Americans are at once supportive of health care reform yet broadly suspicious of its impact -- keeping the issue as much a political challenge as it was in the last attempt at wholesale change 16 years ago.
The chief obstacle to reform is that large majorities are satisfied with their current care and coverage; most, albeit fewer, also call their costs tolerable. Dissatisfaction with the system overall, and worry about future costs, are countered by broad concerns that change could worsen the quality, choice and coverage most Americans enjoy now.
The result: pushback works.
Sixty-two percent in this new ABC News/Washington Post poll, for example, support creating a government-funded entity to offer health insurance to those who don't get it elsewhere, a cornerstone of the plans now under discussion. But if that caused many private insurers to go out of business because they couldn't compete -- as critics charge -- support plummets to 37 percent.
- An overwhelming 70 percent oppose taxing benefits worth over $17,000 a year, a funding mechanism under discussion. (Raising income taxes on the wealthy, as usual, is far more popular.)
- Fifty-eight percent don't buy President Obama's pledge that reform can occur without forcing people to make undesired changes in their current coverage.
- The public splits about evenly, 49-47 percent, on another basic element, requiring all Americans to have health insurance. That varies widely, though -- as high as 70 percent support, as low as 44 percent -- depending on the terms of such a requirement.
- About eight in 10 are concerned that reform may reduce their quality, coverage and choice of care, and increase their costs, government bureaucracy and the federal deficit, with anywhere from 51 to 62 percent "very" worried about each of these.
While such views aren't fatal to reform, they underscore its challenges: Critical mass for change generally occurs when Americans are unhappy with current conditions, not only worried about the future. And in this poll 83 percent are very or somewhat satisfied with the quality of their care, 81 percent of insured adults are satisfied with their coverage, and 55 percent of Americans (61 percent of the insured) rate their costs positively.
This poll supports the upcoming ABC News special on health care reform, "Questions for the President: Prescription for America," anchored from the White House by Diane Sawyer and Charles Gibson, airing at 10 p.m. Eastern on Wednesday, June 24.
CHANGE -- There is countervailing impetus for change. Far fewer Americans, 43 percent, are satisfied with "the overall health care system in this country," with a mere 10 percent "very" satisfied. A whopping 85 percent are concerned about their future costs, with 59 percent "very" concerned.
And there are specific measures of reform -- an employer mandate and required coverage of pre-existing conditions, for instance -- that earn broad support.

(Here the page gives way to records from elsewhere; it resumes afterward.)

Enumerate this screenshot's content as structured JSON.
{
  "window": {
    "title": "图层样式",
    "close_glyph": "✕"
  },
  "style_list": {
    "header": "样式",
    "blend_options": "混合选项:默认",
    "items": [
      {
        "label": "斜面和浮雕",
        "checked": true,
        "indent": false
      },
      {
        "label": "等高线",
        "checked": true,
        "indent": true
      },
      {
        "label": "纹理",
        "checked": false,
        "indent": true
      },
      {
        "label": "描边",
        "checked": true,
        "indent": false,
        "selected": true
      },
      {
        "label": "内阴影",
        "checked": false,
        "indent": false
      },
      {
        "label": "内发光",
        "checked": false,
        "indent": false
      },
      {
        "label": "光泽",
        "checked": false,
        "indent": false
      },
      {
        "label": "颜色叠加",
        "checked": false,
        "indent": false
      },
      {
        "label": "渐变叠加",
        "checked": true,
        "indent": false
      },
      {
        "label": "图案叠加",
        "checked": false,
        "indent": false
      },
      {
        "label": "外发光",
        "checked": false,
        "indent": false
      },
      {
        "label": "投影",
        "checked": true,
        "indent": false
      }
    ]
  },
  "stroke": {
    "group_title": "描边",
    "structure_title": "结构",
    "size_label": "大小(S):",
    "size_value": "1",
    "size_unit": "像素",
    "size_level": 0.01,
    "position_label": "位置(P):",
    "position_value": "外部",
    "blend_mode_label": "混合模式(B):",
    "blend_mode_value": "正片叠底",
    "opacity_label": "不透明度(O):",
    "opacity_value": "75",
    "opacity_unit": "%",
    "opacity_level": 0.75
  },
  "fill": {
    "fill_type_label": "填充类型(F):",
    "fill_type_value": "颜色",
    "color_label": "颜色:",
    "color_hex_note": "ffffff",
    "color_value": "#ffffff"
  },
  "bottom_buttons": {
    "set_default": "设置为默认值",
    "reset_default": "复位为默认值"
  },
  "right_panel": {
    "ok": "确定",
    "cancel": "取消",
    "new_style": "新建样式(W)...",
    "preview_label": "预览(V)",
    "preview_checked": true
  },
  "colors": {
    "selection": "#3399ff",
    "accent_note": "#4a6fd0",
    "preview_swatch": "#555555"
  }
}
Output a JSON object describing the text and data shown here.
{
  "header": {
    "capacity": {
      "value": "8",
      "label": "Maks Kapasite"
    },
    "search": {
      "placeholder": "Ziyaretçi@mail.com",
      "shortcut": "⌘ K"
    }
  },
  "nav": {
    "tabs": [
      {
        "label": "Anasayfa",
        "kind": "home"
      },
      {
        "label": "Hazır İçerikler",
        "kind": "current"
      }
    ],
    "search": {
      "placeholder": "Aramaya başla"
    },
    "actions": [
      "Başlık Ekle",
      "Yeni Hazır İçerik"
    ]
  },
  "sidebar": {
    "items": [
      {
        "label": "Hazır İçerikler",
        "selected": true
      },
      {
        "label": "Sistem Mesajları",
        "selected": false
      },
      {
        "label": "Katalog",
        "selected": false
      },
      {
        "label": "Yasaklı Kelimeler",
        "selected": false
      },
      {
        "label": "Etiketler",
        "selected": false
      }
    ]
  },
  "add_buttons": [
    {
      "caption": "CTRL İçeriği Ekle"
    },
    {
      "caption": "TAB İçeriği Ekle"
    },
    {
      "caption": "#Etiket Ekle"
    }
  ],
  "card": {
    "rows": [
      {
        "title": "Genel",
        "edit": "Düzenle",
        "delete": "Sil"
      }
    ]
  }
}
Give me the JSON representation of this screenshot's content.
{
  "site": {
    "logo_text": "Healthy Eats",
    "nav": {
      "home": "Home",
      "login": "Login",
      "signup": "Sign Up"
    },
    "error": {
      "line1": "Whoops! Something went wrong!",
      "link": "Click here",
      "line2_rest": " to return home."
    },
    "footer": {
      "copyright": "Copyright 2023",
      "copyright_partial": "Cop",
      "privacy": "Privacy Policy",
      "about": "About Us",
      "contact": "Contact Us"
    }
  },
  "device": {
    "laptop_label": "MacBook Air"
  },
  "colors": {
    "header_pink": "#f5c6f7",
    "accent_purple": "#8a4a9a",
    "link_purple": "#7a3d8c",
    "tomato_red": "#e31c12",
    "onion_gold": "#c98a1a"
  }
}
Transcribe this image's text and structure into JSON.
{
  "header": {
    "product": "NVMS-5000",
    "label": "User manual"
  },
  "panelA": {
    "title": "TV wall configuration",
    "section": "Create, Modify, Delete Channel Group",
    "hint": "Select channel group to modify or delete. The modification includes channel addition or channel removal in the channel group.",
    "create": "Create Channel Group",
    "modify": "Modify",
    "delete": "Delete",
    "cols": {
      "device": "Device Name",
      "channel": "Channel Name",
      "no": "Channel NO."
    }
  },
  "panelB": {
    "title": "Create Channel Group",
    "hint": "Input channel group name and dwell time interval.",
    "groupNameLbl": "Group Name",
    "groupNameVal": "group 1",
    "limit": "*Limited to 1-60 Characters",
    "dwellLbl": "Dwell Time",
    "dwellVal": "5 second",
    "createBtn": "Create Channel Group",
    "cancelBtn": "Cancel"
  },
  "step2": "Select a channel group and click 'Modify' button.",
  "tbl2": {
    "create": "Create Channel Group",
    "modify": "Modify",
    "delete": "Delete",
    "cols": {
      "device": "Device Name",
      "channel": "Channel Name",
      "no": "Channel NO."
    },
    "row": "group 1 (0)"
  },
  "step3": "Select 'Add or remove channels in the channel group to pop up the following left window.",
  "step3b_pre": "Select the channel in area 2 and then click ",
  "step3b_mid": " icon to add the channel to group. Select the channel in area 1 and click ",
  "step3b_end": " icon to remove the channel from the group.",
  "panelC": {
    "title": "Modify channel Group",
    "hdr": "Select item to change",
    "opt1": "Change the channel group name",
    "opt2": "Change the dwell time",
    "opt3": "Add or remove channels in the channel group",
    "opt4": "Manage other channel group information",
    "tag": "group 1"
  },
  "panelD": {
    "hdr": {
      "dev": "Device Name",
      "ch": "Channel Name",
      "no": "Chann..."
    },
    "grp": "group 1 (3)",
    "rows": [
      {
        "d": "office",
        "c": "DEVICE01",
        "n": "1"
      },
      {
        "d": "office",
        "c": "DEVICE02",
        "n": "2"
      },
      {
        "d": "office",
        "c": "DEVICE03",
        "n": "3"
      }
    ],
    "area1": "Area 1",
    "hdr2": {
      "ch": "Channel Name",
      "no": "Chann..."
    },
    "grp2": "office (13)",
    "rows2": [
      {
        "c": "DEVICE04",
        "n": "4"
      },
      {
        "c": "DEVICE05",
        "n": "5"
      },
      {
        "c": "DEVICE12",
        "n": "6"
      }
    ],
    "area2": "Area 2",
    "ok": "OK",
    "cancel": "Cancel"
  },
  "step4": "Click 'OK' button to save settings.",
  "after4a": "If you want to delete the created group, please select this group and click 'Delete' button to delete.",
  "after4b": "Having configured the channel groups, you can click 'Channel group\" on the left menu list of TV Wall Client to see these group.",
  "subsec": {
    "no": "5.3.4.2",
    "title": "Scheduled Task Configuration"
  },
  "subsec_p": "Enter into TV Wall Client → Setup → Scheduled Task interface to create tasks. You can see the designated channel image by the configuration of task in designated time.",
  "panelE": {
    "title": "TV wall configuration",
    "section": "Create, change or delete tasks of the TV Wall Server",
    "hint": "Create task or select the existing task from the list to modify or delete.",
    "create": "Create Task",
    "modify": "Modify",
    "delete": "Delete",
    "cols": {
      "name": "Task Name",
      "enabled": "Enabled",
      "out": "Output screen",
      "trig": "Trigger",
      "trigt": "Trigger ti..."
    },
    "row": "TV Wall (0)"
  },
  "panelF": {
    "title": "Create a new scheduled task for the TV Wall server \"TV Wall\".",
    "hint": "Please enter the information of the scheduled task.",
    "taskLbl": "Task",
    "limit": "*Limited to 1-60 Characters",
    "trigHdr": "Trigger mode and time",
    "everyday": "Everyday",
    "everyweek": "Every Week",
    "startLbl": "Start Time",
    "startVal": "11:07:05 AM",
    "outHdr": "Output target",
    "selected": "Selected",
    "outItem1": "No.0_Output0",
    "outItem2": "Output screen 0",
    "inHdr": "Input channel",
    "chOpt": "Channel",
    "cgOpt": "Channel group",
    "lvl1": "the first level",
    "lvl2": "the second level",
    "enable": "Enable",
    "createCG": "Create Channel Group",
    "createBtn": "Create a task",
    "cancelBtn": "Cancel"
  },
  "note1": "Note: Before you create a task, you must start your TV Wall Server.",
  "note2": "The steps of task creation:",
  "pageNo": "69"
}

Perhaps most persuasively, the public by 58 percent to 39 percent says health care reform is "necessary to control costs and expand coverage" rather than believing it "will do more harm than good." But fewer feel "strongly" that it's necessary -- 34 percent.